◆ Exercise description ◆
Give back nothing but the number of lines in these entries that contain the word "solid".

◆ Data excerpts ◆

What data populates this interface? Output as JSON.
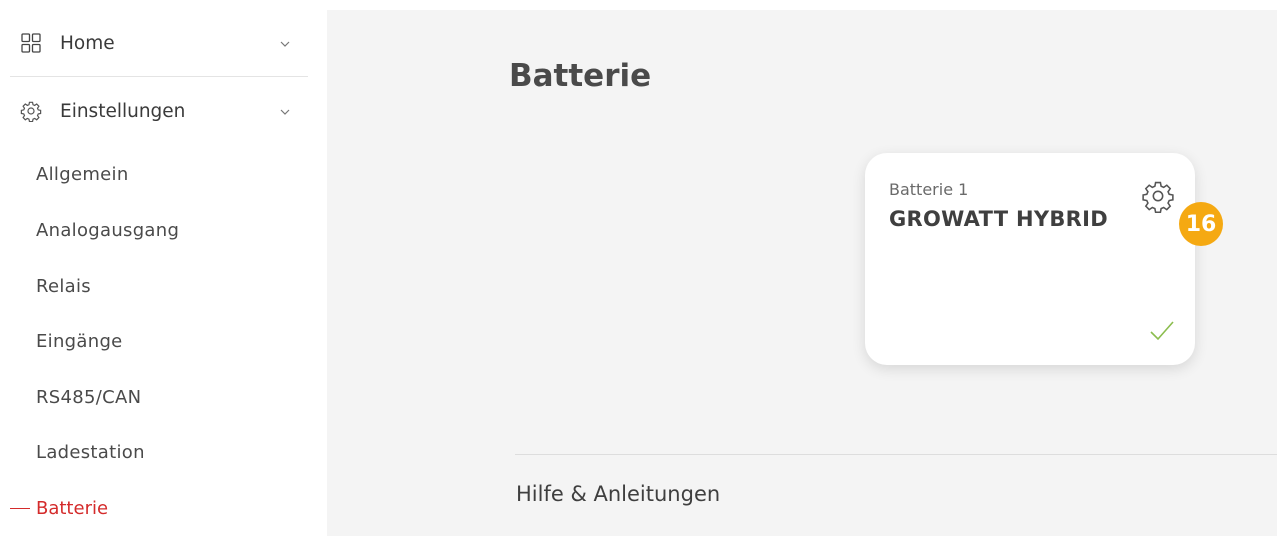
{
  "sidebar": {
    "home_label": "Home",
    "settings_label": "Einstellungen",
    "items": [
      {
        "label": "Allgemein"
      },
      {
        "label": "Analogausgang"
      },
      {
        "label": "Relais"
      },
      {
        "label": "Eingänge"
      },
      {
        "label": "RS485/CAN"
      },
      {
        "label": "Ladestation"
      }
    ],
    "active_item": "Batterie",
    "active_color": "#d42b2b"
  },
  "main": {
    "title": "Batterie",
    "card": {
      "subtitle": "Batterie 1",
      "name": "GROWATT HYBRID",
      "gear_icon": "gear-icon",
      "status_icon": "check-icon",
      "status_color": "#8bbd4e"
    },
    "badge": "16",
    "badge_color": "#f5a912",
    "help_label": "Hilfe & Anleitungen"
  }
}
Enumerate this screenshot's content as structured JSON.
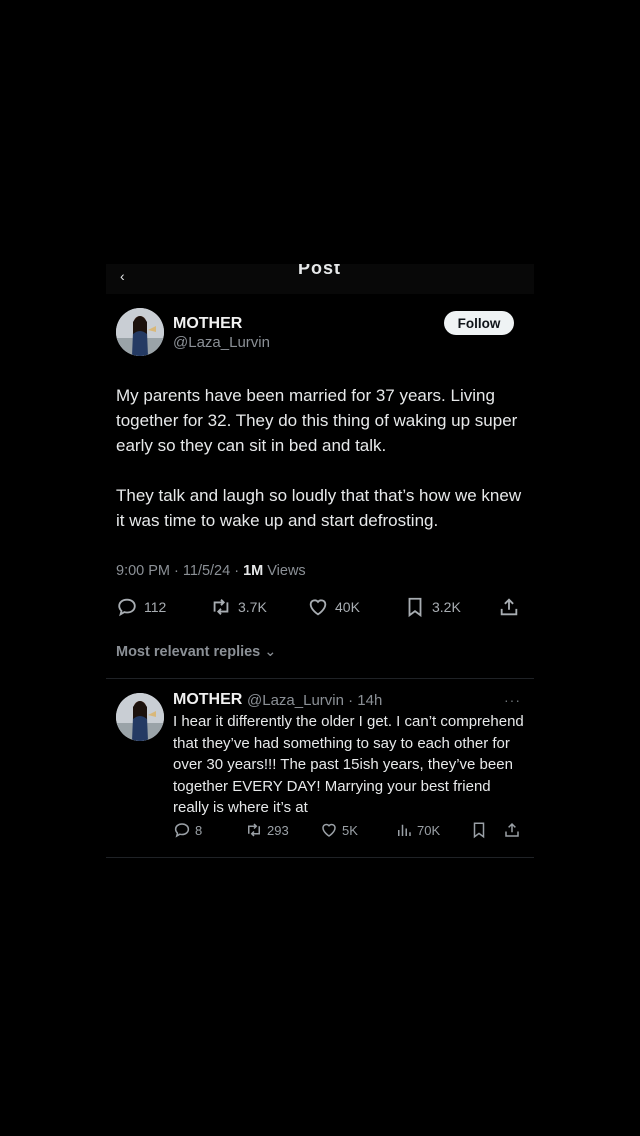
{
  "header": {
    "back_icon": "back-arrow-icon",
    "title": "Post"
  },
  "post": {
    "author_name": "MOTHER",
    "author_handle": "@Laza_Lurvin",
    "follow_label": "Follow",
    "paragraphs": [
      "My parents have been married for 37 years. Living together for 32. They do this thing of waking up super early so they can sit in bed and talk.",
      "They talk and laugh so loudly that that’s how we knew it was time to wake up and start defrosting."
    ],
    "timestamp": "9:00 PM · 11/5/24 · ",
    "views_count": "1M",
    "views_label": " Views",
    "replies": "112",
    "reposts": "3.7K",
    "likes": "40K",
    "bookmarks": "3.2K"
  },
  "replies_filter": {
    "label": "Most relevant replies"
  },
  "reply": {
    "author_name": "MOTHER",
    "author_handle": "@Laza_Lurvin · 14h",
    "more": "···",
    "text": "I hear it differently the older I get. I can’t comprehend that they’ve had something to say to each other for over 30 years!!! The past 15ish years, they’ve been together EVERY DAY! Marrying your best friend really is where it’s at",
    "replies": "8",
    "reposts": "293",
    "likes": "5K",
    "views": "70K"
  }
}
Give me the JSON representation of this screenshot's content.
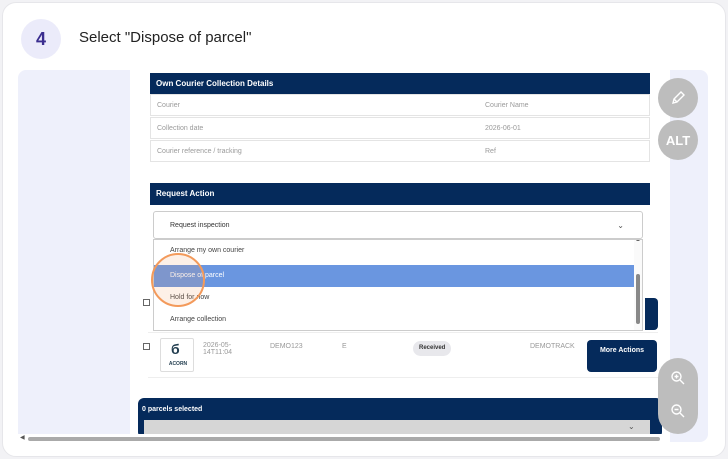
{
  "step": {
    "number": "4",
    "title": "Select \"Dispose of parcel\""
  },
  "collection_details": {
    "header": "Own Courier Collection Details",
    "rows": [
      {
        "label": "Courier",
        "value": "Courier Name"
      },
      {
        "label": "Collection date",
        "value": "2026-06-01"
      },
      {
        "label": "Courier reference / tracking",
        "value": "Ref"
      }
    ]
  },
  "request_action": {
    "header": "Request Action",
    "selected": "Request inspection",
    "options": [
      {
        "label": "Arrange my own courier"
      },
      {
        "label": "Dispose of parcel"
      },
      {
        "label": "Hold for now"
      },
      {
        "label": "Arrange collection"
      }
    ],
    "highlighted": "Dispose of parcel"
  },
  "parcel_row": {
    "logo_text": "ACORN",
    "date": "2026-05-14T11:04",
    "reference": "DEMO123",
    "service": "E",
    "status": "Received",
    "tracking": "DEMOTRACK",
    "button": "More Actions"
  },
  "footer": {
    "selected_count": "0 parcels selected"
  },
  "tools": {
    "alt": "ALT",
    "icons": [
      "pencil-icon",
      "zoom-in-icon",
      "zoom-out-icon"
    ]
  },
  "colors": {
    "navy": "#052a5b",
    "highlight_option": "#6a96e0",
    "marker": "#f39a5b",
    "badge_bg": "#ebebfa"
  }
}
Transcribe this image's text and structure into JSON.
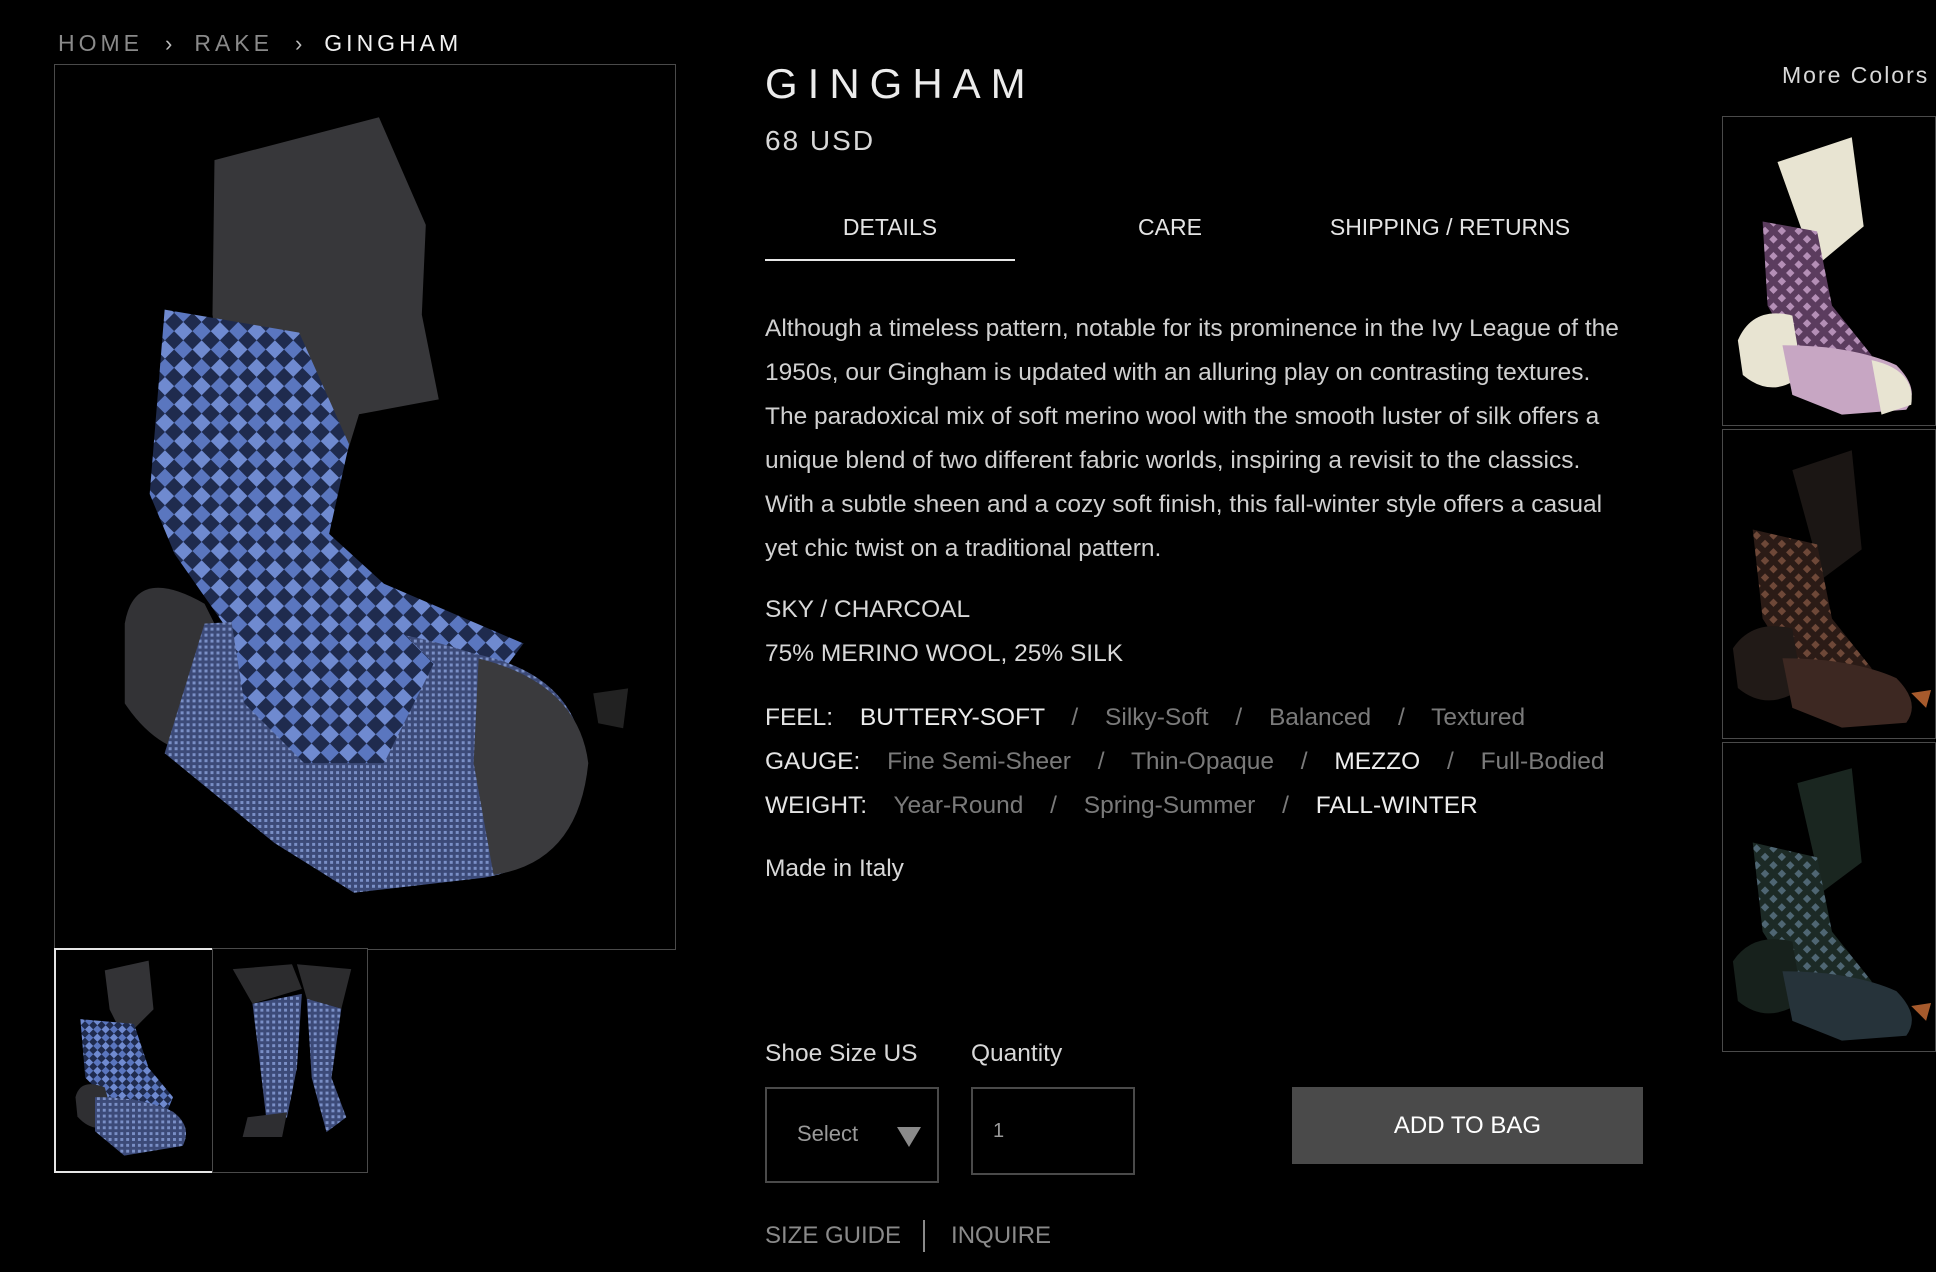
{
  "breadcrumb": {
    "items": [
      "HOME",
      "RAKE",
      "GINGHAM"
    ],
    "separator": "›"
  },
  "product": {
    "title": "GINGHAM",
    "price": "68 USD",
    "colors": {
      "primary": "#4a63a8",
      "secondary": "#3a3a3c"
    }
  },
  "tabs": {
    "details": "DETAILS",
    "care": "CARE",
    "shipping": "SHIPPING / RETURNS",
    "active": "DETAILS"
  },
  "description": "Although a timeless pattern, notable for its prominence in the Ivy League of the 1950s, our Gingham is updated with an alluring play on contrasting textures.  The paradoxical mix of soft merino wool with the smooth luster of silk offers a unique blend of two different fabric worlds, inspiring a revisit to the classics.  With a subtle sheen and a cozy soft finish, this fall-winter style offers a casual yet chic twist on a traditional pattern.",
  "specs": {
    "color": "SKY / CHARCOAL",
    "composition": "75% MERINO WOOL, 25% SILK"
  },
  "attributes": {
    "feel": {
      "label": "FEEL:",
      "options": [
        "BUTTERY-SOFT",
        "Silky-Soft",
        "Balanced",
        "Textured"
      ],
      "selected": "BUTTERY-SOFT"
    },
    "gauge": {
      "label": "GAUGE:",
      "options": [
        "Fine Semi-Sheer",
        "Thin-Opaque",
        "MEZZO",
        "Full-Bodied"
      ],
      "selected": "MEZZO"
    },
    "weight": {
      "label": "WEIGHT:",
      "options": [
        "Year-Round",
        "Spring-Summer",
        "FALL-WINTER"
      ],
      "selected": "FALL-WINTER"
    },
    "separator": "/"
  },
  "made_in": "Made in Italy",
  "purchase": {
    "size_label": "Shoe Size US",
    "size_value": "Select",
    "quantity_label": "Quantity",
    "quantity_value": "1",
    "add_to_bag": "ADD TO BAG"
  },
  "links": {
    "size_guide": "SIZE GUIDE",
    "inquire": "INQUIRE"
  },
  "more_colors": {
    "label": "More Colors",
    "swatches": [
      {
        "name": "lilac-ivory",
        "pattern": "#a77fa8",
        "solid": "#e8e4d2"
      },
      {
        "name": "brown-black",
        "pattern": "#5e3d30",
        "solid": "#1b1614"
      },
      {
        "name": "grey-green",
        "pattern": "#4d5d68",
        "solid": "#1a2620"
      }
    ]
  },
  "thumbnails": [
    {
      "icon": "sock-flat-icon"
    },
    {
      "icon": "sock-worn-icon"
    }
  ]
}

◆ Answer to this task ◆
3